■ **PROBLEM REQUIREMENTS**: Would you please repeat the data that follows, exactly as it reads?

Records from a dataset
Segment Open

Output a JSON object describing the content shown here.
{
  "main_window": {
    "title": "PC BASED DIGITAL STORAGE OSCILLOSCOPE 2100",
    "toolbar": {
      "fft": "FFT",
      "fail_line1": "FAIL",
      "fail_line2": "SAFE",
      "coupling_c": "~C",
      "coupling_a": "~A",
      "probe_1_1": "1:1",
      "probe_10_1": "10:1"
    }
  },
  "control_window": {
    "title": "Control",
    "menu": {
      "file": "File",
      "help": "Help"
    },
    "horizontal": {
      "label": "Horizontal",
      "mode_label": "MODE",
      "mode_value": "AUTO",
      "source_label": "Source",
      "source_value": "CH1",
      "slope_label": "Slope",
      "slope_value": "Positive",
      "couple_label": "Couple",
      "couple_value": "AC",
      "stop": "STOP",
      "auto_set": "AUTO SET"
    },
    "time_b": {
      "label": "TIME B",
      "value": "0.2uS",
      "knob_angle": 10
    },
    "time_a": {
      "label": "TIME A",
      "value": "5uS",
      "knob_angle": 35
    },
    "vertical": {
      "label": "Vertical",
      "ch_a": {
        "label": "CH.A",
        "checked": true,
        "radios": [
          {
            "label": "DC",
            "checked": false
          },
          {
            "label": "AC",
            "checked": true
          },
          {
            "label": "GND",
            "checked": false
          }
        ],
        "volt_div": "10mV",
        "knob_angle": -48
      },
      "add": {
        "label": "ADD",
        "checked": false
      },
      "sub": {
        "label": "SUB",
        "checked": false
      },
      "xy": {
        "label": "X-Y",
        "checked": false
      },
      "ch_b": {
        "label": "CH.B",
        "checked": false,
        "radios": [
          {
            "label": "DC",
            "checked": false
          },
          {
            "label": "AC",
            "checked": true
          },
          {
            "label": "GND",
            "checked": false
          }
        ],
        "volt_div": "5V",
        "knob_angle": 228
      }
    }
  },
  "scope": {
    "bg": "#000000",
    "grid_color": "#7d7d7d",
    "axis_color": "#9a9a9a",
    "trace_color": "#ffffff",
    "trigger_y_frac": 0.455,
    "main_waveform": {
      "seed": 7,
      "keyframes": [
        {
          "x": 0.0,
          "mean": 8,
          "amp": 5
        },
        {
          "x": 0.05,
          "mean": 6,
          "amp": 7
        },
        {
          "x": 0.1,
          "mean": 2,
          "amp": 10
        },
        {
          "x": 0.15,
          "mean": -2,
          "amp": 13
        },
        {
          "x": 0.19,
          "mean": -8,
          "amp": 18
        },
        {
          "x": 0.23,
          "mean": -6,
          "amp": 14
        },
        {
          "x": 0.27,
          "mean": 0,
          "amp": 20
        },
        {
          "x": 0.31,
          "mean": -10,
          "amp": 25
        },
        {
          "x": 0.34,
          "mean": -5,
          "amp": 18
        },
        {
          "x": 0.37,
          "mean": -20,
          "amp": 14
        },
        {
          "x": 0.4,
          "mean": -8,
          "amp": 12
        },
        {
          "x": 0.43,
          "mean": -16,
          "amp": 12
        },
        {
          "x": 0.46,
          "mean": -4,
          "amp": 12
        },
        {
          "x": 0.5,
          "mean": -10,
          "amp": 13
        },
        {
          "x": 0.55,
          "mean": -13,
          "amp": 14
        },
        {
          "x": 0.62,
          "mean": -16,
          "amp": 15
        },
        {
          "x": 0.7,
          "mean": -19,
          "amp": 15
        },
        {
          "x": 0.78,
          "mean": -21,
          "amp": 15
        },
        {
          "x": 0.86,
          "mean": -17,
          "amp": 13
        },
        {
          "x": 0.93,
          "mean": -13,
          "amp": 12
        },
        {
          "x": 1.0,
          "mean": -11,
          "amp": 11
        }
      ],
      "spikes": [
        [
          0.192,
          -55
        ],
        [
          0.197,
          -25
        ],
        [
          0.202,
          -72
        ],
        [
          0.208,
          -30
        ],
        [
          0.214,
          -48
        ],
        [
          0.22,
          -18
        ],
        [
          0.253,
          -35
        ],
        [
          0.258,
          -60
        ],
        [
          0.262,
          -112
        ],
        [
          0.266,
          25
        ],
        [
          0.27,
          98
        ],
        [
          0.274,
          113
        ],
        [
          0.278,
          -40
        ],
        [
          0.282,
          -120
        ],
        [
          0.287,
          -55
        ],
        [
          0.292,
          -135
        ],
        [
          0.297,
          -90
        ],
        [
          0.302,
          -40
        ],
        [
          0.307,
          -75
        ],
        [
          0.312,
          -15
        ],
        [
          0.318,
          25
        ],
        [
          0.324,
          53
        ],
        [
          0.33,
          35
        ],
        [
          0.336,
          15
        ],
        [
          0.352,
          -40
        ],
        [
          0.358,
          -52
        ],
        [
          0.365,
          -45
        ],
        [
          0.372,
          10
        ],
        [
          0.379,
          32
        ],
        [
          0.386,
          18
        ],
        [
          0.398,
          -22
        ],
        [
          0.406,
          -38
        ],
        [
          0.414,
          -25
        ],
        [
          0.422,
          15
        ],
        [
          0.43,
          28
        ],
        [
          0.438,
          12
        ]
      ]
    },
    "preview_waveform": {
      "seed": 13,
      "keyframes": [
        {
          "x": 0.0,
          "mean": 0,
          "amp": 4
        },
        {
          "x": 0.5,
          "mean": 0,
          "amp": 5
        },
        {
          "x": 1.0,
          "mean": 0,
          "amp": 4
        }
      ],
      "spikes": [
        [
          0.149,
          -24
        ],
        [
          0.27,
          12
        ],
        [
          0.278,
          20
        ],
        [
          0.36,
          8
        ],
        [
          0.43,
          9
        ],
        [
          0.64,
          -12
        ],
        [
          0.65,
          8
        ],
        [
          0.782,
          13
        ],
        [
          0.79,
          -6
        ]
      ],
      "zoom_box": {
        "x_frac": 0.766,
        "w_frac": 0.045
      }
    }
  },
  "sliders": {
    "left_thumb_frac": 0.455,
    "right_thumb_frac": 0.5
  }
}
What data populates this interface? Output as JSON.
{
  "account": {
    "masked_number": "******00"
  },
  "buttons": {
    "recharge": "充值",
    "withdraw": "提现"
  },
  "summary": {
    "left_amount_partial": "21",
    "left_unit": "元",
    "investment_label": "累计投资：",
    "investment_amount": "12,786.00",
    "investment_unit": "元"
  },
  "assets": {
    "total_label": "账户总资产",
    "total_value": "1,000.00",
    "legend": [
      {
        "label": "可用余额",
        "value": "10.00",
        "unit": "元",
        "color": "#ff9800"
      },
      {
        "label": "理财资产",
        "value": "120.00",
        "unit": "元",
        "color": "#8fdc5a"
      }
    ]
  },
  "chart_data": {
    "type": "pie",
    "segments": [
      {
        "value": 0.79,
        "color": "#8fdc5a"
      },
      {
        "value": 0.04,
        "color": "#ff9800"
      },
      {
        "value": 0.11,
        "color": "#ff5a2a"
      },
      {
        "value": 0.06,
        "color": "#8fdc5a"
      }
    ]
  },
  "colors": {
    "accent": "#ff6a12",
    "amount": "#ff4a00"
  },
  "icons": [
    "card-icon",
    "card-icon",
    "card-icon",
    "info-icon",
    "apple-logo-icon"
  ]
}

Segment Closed

■ **ANSWER FOR THE TASK**:
Output a JSON object describing the content shown here.
{
  "main_window": {
    "title": "PC BASED DIGITAL STORAGE OSCILLOSCOPE 2100",
    "toolbar": {
      "fft": "FFT",
      "fail_line1": "FAIL",
      "fail_line2": "SAFE",
      "coupling_c": "~C",
      "coupling_a": "~A",
      "probe_1_1": "1:1",
      "probe_10_1": "10:1"
    }
  },
  "control_window": {
    "title": "Control",
    "menu": {
      "file": "File",
      "help": "Help"
    },
    "horizontal": {
      "label": "Horizontal",
      "mode_label": "MODE",
      "mode_value": "AUTO",
      "source_label": "Source",
      "source_value": "CH1",
      "slope_label": "Slope",
      "slope_value": "Positive",
      "couple_label": "Couple",
      "couple_value": "AC",
      "stop": "STOP",
      "auto_set": "AUTO SET"
    },
    "time_b": {
      "label": "TIME B",
      "value": "0.2uS",
      "knob_angle": 10
    },
    "time_a": {
      "label": "TIME A",
      "value": "5uS",
      "knob_angle": 35
    },
    "vertical": {
      "label": "Vertical",
      "ch_a": {
        "label": "CH.A",
        "checked": true,
        "radios": [
          {
            "label": "DC",
            "checked": false
          },
          {
            "label": "AC",
            "checked": true
          },
          {
            "label": "GND",
            "checked": false
          }
        ],
        "volt_div": "10mV",
        "knob_angle": -48
      },
      "add": {
        "label": "ADD",
        "checked": false
      },
      "sub": {
        "label": "SUB",
        "checked": false
      },
      "xy": {
        "label": "X-Y",
        "checked": false
      },
      "ch_b": {
        "label": "CH.B",
        "checked": false,
        "radios": [
          {
            "label": "DC",
            "checked": false
          },
          {
            "label": "AC",
            "checked": true
          },
          {
            "label": "GND",
            "checked": false
          }
        ],
        "volt_div": "5V",
        "knob_angle": 228
      }
    }
  },
  "scope": {
    "bg": "#000000",
    "grid_color": "#7d7d7d",
    "axis_color": "#9a9a9a",
    "trace_color": "#ffffff",
    "trigger_y_frac": 0.455,
    "main_waveform": {
      "seed": 7,
      "keyframes": [
        {
          "x": 0.0,
          "mean": 8,
          "amp": 5
        },
        {
          "x": 0.05,
          "mean": 6,
          "amp": 7
        },
        {
          "x": 0.1,
          "mean": 2,
          "amp": 10
        },
        {
          "x": 0.15,
          "mean": -2,
          "amp": 13
        },
        {
          "x": 0.19,
          "mean": -8,
          "amp": 18
        },
        {
          "x": 0.23,
          "mean": -6,
          "amp": 14
        },
        {
          "x": 0.27,
          "mean": 0,
          "amp": 20
        },
        {
          "x": 0.31,
          "mean": -10,
          "amp": 25
        },
        {
          "x": 0.34,
          "mean": -5,
          "amp": 18
        },
        {
          "x": 0.37,
          "mean": -20,
          "amp": 14
        },
        {
          "x": 0.4,
          "mean": -8,
          "amp": 12
        },
        {
          "x": 0.43,
          "mean": -16,
          "amp": 12
        },
        {
          "x": 0.46,
          "mean": -4,
          "amp": 12
        },
        {
          "x": 0.5,
          "mean": -10,
          "amp": 13
        },
        {
          "x": 0.55,
          "mean": -13,
          "amp": 14
        },
        {
          "x": 0.62,
          "mean": -16,
          "amp": 15
        },
        {
          "x": 0.7,
          "mean": -19,
          "amp": 15
        },
        {
          "x": 0.78,
          "mean": -21,
          "amp": 15
        },
        {
          "x": 0.86,
          "mean": -17,
          "amp": 13
        },
        {
          "x": 0.93,
          "mean": -13,
          "amp": 12
        },
        {
          "x": 1.0,
          "mean": -11,
          "amp": 11
        }
      ],
      "spikes": [
        [
          0.192,
          -55
        ],
        [
          0.197,
          -25
        ],
        [
          0.202,
          -72
        ],
        [
          0.208,
          -30
        ],
        [
          0.214,
          -48
        ],
        [
          0.22,
          -18
        ],
        [
          0.253,
          -35
        ],
        [
          0.258,
          -60
        ],
        [
          0.262,
          -112
        ],
        [
          0.266,
          25
        ],
        [
          0.27,
          98
        ],
        [
          0.274,
          113
        ],
        [
          0.278,
          -40
        ],
        [
          0.282,
          -120
        ],
        [
          0.287,
          -55
        ],
        [
          0.292,
          -135
        ],
        [
          0.297,
          -90
        ],
        [
          0.302,
          -40
        ],
        [
          0.307,
          -75
        ],
        [
          0.312,
          -15
        ],
        [
          0.318,
          25
        ],
        [
          0.324,
          53
        ],
        [
          0.33,
          35
        ],
        [
          0.336,
          15
        ],
        [
          0.352,
          -40
        ],
        [
          0.358,
          -52
        ],
        [
          0.365,
          -45
        ],
        [
          0.372,
          10
        ],
        [
          0.379,
          32
        ],
        [
          0.386,
          18
        ],
        [
          0.398,
          -22
        ],
        [
          0.406,
          -38
        ],
        [
          0.414,
          -25
        ],
        [
          0.422,
          15
        ],
        [
          0.43,
          28
        ],
        [
          0.438,
          12
        ]
      ]
    },
    "preview_waveform": {
      "seed": 13,
      "keyframes": [
        {
          "x": 0.0,
          "mean": 0,
          "amp": 4
        },
        {
          "x": 0.5,
          "mean": 0,
          "amp": 5
        },
        {
          "x": 1.0,
          "mean": 0,
          "amp": 4
        }
      ],
      "spikes": [
        [
          0.149,
          -24
        ],
        [
          0.27,
          12
        ],
        [
          0.278,
          20
        ],
        [
          0.36,
          8
        ],
        [
          0.43,
          9
        ],
        [
          0.64,
          -12
        ],
        [
          0.65,
          8
        ],
        [
          0.782,
          13
        ],
        [
          0.79,
          -6
        ]
      ],
      "zoom_box": {
        "x_frac": 0.766,
        "w_frac": 0.045
      }
    }
  },
  "sliders": {
    "left_thumb_frac": 0.455,
    "right_thumb_frac": 0.5
  }
}
What data populates this interface? Output as JSON.
{
  "account": {
    "masked_number": "******00"
  },
  "buttons": {
    "recharge": "充值",
    "withdraw": "提现"
  },
  "summary": {
    "left_amount_partial": "21",
    "left_unit": "元",
    "investment_label": "累计投资：",
    "investment_amount": "12,786.00",
    "investment_unit": "元"
  },
  "assets": {
    "total_label": "账户总资产",
    "total_value": "1,000.00",
    "legend": [
      {
        "label": "可用余额",
        "value": "10.00",
        "unit": "元",
        "color": "#ff9800"
      },
      {
        "label": "理财资产",
        "value": "120.00",
        "unit": "元",
        "color": "#8fdc5a"
      }
    ]
  },
  "chart_data": {
    "type": "pie",
    "segments": [
      {
        "value": 0.79,
        "color": "#8fdc5a"
      },
      {
        "value": 0.04,
        "color": "#ff9800"
      },
      {
        "value": 0.11,
        "color": "#ff5a2a"
      },
      {
        "value": 0.06,
        "color": "#8fdc5a"
      }
    ]
  },
  "colors": {
    "accent": "#ff6a12",
    "amount": "#ff4a00"
  },
  "icons": [
    "card-icon",
    "card-icon",
    "card-icon",
    "info-icon",
    "apple-logo-icon"
  ]
}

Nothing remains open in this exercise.